Element data from apps and pages:
▼▼▼

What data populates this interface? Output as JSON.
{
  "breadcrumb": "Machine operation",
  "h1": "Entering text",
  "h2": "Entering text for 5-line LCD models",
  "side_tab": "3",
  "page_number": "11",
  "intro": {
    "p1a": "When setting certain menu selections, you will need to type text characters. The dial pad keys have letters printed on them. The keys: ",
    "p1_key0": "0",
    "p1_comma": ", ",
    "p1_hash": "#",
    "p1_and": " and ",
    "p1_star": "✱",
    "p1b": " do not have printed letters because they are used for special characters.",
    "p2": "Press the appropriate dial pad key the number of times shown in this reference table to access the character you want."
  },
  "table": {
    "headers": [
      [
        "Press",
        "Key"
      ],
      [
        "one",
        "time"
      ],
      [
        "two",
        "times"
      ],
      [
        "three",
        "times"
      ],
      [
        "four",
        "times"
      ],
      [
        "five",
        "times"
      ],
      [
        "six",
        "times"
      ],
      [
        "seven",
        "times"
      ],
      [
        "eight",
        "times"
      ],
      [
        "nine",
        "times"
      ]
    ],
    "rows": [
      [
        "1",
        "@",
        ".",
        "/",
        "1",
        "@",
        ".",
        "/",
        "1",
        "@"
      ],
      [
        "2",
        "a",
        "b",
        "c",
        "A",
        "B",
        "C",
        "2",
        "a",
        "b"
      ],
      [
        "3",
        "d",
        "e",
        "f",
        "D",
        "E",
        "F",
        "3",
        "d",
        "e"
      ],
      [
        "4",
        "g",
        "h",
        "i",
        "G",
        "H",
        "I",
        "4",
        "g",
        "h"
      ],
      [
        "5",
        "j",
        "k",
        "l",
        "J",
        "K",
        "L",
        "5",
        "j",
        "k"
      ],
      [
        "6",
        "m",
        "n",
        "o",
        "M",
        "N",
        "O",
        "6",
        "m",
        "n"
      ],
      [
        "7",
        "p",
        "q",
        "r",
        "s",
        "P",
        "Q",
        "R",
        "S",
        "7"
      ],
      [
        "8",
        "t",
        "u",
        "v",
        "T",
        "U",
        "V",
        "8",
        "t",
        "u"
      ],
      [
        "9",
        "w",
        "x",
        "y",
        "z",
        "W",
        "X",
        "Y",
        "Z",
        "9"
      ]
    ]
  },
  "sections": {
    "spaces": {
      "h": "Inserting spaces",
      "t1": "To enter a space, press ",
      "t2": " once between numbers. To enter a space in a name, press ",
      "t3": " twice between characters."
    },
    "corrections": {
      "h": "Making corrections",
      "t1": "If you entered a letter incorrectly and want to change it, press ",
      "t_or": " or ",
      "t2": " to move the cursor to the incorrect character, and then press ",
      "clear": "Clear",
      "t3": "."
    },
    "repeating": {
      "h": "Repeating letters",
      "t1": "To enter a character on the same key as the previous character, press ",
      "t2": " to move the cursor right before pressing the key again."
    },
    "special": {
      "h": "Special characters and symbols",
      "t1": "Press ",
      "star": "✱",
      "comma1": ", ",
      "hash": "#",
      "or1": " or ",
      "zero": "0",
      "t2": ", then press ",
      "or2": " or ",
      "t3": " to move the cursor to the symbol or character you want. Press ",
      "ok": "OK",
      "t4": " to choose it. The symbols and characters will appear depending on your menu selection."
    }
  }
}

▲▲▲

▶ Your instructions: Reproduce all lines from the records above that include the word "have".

▶ Task result:
    "p1a": "When setting certain menu selections, you will need to type text characters. The dial pad keys have letters printed on them. The keys: ",
    "p1b": " do not have printed letters because they are used for special characters.",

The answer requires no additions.